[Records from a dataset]
━━━━━━━━━━━━━━━━
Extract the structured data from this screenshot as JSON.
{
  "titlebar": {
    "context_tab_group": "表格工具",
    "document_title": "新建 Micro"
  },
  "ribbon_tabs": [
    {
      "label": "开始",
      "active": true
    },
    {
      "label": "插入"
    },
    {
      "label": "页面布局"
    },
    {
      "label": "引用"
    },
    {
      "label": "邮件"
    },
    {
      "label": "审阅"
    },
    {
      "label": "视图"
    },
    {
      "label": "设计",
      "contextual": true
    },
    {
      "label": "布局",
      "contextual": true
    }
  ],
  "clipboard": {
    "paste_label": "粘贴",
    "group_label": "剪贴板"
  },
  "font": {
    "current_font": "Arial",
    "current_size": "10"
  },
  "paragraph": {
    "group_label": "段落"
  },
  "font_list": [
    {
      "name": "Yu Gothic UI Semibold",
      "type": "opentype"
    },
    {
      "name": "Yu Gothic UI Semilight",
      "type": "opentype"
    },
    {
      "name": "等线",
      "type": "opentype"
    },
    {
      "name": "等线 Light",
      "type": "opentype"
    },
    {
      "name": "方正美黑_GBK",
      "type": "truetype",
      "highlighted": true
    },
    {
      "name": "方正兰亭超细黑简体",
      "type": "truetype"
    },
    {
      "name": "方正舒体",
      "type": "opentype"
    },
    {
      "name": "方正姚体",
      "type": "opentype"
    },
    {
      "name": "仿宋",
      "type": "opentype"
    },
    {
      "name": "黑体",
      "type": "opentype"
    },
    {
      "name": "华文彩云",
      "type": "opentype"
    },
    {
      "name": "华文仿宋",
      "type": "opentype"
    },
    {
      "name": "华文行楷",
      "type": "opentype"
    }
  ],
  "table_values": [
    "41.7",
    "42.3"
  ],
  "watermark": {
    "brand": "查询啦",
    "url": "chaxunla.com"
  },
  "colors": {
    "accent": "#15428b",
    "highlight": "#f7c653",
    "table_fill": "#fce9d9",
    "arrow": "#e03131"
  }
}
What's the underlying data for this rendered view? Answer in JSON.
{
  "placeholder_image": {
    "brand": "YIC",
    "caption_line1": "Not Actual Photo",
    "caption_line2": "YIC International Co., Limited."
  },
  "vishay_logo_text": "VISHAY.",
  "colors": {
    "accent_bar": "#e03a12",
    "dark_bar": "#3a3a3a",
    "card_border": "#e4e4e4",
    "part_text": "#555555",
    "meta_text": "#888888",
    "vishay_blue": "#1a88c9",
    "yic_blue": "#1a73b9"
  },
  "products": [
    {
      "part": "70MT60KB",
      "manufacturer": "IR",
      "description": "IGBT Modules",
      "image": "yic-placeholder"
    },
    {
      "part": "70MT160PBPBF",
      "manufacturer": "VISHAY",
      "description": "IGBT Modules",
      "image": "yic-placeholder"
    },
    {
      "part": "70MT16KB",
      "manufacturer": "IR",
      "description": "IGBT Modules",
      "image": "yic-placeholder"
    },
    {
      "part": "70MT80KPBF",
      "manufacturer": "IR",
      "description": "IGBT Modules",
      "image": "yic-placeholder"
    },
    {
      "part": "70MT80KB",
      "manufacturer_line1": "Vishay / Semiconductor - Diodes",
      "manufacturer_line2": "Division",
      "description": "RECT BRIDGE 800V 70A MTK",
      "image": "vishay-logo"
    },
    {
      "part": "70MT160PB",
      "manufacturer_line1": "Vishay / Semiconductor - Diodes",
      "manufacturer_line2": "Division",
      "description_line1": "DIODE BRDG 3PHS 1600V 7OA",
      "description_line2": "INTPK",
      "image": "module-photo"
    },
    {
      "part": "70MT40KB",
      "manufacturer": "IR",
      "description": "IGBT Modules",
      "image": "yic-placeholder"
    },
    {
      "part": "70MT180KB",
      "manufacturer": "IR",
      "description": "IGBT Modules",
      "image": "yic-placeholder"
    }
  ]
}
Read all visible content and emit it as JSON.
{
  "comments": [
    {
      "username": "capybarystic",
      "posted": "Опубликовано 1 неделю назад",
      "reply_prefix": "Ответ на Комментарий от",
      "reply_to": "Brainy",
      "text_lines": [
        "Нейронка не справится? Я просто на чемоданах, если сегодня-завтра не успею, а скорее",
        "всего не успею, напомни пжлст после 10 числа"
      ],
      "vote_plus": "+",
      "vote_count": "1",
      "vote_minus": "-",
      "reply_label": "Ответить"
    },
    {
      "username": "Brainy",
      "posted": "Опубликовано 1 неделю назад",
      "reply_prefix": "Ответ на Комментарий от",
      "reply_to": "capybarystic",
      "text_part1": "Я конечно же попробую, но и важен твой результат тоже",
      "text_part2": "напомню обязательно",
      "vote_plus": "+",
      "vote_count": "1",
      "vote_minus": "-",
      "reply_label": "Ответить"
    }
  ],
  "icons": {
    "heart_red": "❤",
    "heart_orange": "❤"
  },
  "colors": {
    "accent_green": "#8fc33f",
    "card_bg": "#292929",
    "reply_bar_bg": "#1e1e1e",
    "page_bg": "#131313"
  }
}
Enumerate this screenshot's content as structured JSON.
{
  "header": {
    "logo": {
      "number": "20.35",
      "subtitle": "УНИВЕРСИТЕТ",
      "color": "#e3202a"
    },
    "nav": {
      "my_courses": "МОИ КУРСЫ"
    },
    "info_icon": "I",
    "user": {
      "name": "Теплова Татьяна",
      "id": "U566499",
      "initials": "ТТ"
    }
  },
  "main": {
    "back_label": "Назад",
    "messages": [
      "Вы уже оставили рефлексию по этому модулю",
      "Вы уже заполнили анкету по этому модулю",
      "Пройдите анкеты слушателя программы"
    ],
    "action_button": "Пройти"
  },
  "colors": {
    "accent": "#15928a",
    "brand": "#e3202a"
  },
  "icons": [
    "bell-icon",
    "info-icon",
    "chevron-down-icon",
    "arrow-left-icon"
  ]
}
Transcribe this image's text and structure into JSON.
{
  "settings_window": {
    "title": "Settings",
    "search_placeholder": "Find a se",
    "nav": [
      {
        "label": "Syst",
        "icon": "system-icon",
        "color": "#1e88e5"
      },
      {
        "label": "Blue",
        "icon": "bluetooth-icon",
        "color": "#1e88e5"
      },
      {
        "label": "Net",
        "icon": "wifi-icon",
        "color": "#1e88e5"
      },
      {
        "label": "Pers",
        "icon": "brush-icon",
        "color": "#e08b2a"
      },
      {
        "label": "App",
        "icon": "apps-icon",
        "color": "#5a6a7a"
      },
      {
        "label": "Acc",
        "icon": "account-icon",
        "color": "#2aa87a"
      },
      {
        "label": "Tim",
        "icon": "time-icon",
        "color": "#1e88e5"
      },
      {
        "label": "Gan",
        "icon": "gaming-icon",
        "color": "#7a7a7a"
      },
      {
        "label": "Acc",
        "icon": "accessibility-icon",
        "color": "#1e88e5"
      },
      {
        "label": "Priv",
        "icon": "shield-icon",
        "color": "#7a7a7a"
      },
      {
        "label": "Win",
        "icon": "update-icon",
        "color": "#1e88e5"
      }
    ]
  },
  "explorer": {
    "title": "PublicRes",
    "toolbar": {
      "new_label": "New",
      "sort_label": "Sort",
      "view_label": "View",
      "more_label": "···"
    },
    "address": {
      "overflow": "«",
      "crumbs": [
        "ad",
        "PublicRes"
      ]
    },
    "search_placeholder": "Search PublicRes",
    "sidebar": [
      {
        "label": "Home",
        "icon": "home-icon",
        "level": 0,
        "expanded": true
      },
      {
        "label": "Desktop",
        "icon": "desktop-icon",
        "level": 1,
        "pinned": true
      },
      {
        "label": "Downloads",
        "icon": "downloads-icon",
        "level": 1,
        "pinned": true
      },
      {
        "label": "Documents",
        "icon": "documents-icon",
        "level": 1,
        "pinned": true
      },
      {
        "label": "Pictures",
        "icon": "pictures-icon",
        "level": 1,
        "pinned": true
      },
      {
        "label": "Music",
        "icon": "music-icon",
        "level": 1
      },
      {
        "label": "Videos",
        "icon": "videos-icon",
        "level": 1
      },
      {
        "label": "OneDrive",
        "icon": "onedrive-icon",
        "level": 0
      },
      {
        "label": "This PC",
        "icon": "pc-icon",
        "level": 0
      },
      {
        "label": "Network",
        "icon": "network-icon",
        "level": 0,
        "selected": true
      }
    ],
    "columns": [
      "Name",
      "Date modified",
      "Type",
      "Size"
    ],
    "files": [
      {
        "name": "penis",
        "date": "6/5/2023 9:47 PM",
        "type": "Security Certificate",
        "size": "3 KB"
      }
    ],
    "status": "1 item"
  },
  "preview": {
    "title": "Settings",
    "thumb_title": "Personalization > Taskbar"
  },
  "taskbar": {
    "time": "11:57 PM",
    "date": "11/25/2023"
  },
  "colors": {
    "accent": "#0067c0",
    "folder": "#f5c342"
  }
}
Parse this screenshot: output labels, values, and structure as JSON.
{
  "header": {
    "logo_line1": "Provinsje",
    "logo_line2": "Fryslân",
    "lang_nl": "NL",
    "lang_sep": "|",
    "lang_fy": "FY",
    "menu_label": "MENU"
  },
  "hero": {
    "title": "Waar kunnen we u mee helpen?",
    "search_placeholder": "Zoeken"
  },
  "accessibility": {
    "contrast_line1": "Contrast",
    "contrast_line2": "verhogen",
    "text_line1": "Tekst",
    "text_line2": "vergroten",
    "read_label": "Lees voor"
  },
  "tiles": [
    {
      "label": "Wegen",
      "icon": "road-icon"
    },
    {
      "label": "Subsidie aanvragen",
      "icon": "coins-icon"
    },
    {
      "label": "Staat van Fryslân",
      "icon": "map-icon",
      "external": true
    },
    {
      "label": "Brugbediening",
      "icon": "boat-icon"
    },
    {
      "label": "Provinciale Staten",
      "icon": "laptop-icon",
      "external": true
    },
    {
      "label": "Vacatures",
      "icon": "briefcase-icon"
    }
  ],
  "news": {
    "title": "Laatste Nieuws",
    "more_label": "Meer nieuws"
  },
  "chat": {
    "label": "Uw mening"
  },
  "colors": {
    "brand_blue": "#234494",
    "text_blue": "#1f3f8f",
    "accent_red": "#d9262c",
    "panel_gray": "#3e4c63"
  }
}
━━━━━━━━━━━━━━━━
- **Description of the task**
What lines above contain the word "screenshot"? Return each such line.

- **Result for this exercise**
Extract the structured data from this screenshot as JSON.
Enumerate this screenshot's content as structured JSON.
Parse this screenshot: output labels, values, and structure as JSON.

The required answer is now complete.